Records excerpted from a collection
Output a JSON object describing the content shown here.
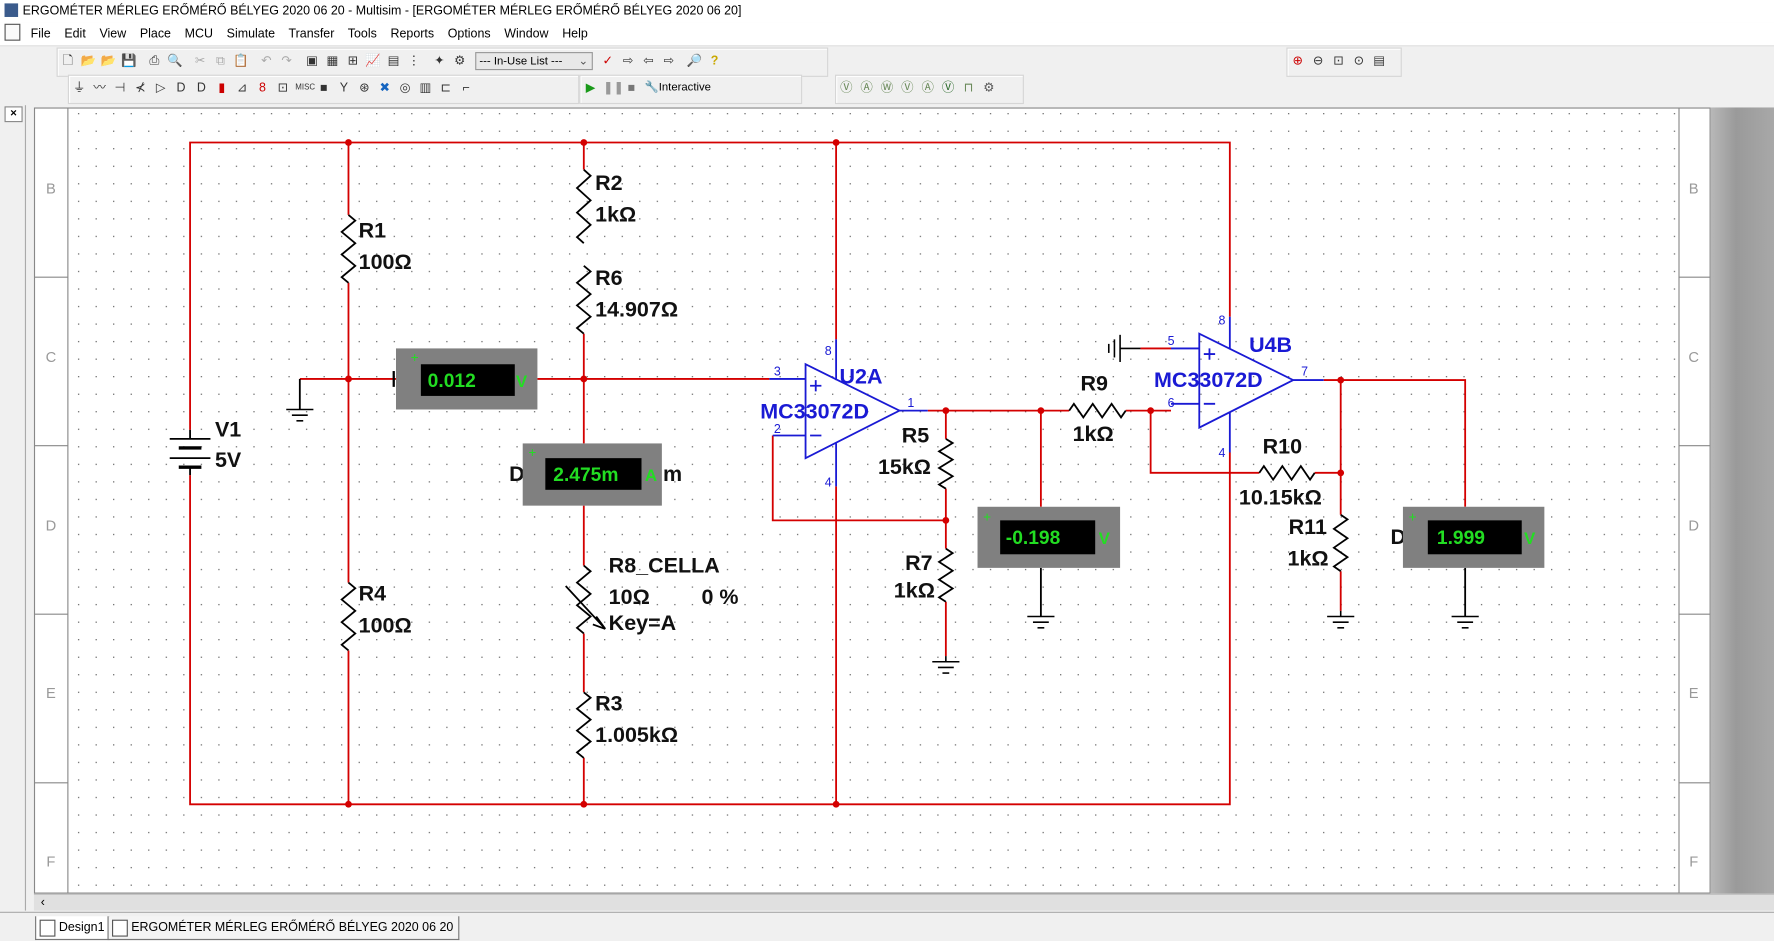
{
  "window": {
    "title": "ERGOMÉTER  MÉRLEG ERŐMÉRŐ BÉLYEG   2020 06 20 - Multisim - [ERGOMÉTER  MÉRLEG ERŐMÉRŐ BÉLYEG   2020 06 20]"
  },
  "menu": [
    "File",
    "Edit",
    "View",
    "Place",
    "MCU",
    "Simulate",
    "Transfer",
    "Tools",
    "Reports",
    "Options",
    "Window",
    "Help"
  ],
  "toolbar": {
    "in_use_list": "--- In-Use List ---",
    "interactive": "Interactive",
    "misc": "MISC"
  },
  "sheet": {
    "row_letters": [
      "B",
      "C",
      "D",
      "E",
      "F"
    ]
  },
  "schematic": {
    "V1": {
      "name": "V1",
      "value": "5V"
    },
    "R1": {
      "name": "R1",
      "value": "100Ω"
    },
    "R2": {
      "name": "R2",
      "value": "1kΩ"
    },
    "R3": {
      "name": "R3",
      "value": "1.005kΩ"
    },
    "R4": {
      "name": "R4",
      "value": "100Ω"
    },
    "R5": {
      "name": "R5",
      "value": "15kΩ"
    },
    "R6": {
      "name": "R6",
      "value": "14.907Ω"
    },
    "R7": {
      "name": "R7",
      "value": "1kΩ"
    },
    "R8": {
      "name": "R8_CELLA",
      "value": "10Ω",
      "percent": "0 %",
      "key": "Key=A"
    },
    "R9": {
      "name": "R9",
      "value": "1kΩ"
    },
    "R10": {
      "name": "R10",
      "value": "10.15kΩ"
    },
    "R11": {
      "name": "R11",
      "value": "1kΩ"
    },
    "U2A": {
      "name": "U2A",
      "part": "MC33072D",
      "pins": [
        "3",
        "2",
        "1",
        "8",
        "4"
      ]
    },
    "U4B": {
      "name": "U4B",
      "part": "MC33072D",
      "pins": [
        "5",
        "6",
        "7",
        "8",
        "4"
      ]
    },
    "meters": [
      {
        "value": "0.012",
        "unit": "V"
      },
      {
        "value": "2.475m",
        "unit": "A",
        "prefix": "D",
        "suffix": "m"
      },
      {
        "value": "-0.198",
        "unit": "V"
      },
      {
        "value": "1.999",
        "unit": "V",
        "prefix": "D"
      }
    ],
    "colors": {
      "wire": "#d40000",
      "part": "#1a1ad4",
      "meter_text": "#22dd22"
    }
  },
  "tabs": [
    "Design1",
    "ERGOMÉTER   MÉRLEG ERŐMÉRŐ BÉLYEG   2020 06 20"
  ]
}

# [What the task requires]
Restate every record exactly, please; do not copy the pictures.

# [Written solution]
Output a JSON object describing the content shown here.
{
  "window": {
    "title": "ERGOMÉTER  MÉRLEG ERŐMÉRŐ BÉLYEG   2020 06 20 - Multisim - [ERGOMÉTER  MÉRLEG ERŐMÉRŐ BÉLYEG   2020 06 20]"
  },
  "menu": [
    "File",
    "Edit",
    "View",
    "Place",
    "MCU",
    "Simulate",
    "Transfer",
    "Tools",
    "Reports",
    "Options",
    "Window",
    "Help"
  ],
  "toolbar": {
    "in_use_list": "--- In-Use List ---",
    "interactive": "Interactive",
    "misc": "MISC"
  },
  "sheet": {
    "row_letters": [
      "B",
      "C",
      "D",
      "E",
      "F"
    ]
  },
  "schematic": {
    "V1": {
      "name": "V1",
      "value": "5V"
    },
    "R1": {
      "name": "R1",
      "value": "100Ω"
    },
    "R2": {
      "name": "R2",
      "value": "1kΩ"
    },
    "R3": {
      "name": "R3",
      "value": "1.005kΩ"
    },
    "R4": {
      "name": "R4",
      "value": "100Ω"
    },
    "R5": {
      "name": "R5",
      "value": "15kΩ"
    },
    "R6": {
      "name": "R6",
      "value": "14.907Ω"
    },
    "R7": {
      "name": "R7",
      "value": "1kΩ"
    },
    "R8": {
      "name": "R8_CELLA",
      "value": "10Ω",
      "percent": "0 %",
      "key": "Key=A"
    },
    "R9": {
      "name": "R9",
      "value": "1kΩ"
    },
    "R10": {
      "name": "R10",
      "value": "10.15kΩ"
    },
    "R11": {
      "name": "R11",
      "value": "1kΩ"
    },
    "U2A": {
      "name": "U2A",
      "part": "MC33072D",
      "pins": [
        "3",
        "2",
        "1",
        "8",
        "4"
      ]
    },
    "U4B": {
      "name": "U4B",
      "part": "MC33072D",
      "pins": [
        "5",
        "6",
        "7",
        "8",
        "4"
      ]
    },
    "meters": [
      {
        "value": "0.012",
        "unit": "V"
      },
      {
        "value": "2.475m",
        "unit": "A",
        "prefix": "D",
        "suffix": "m"
      },
      {
        "value": "-0.198",
        "unit": "V"
      },
      {
        "value": "1.999",
        "unit": "V",
        "prefix": "D"
      }
    ],
    "colors": {
      "wire": "#d40000",
      "part": "#1a1ad4",
      "meter_text": "#22dd22"
    }
  },
  "tabs": [
    "Design1",
    "ERGOMÉTER   MÉRLEG ERŐMÉRŐ BÉLYEG   2020 06 20"
  ]
}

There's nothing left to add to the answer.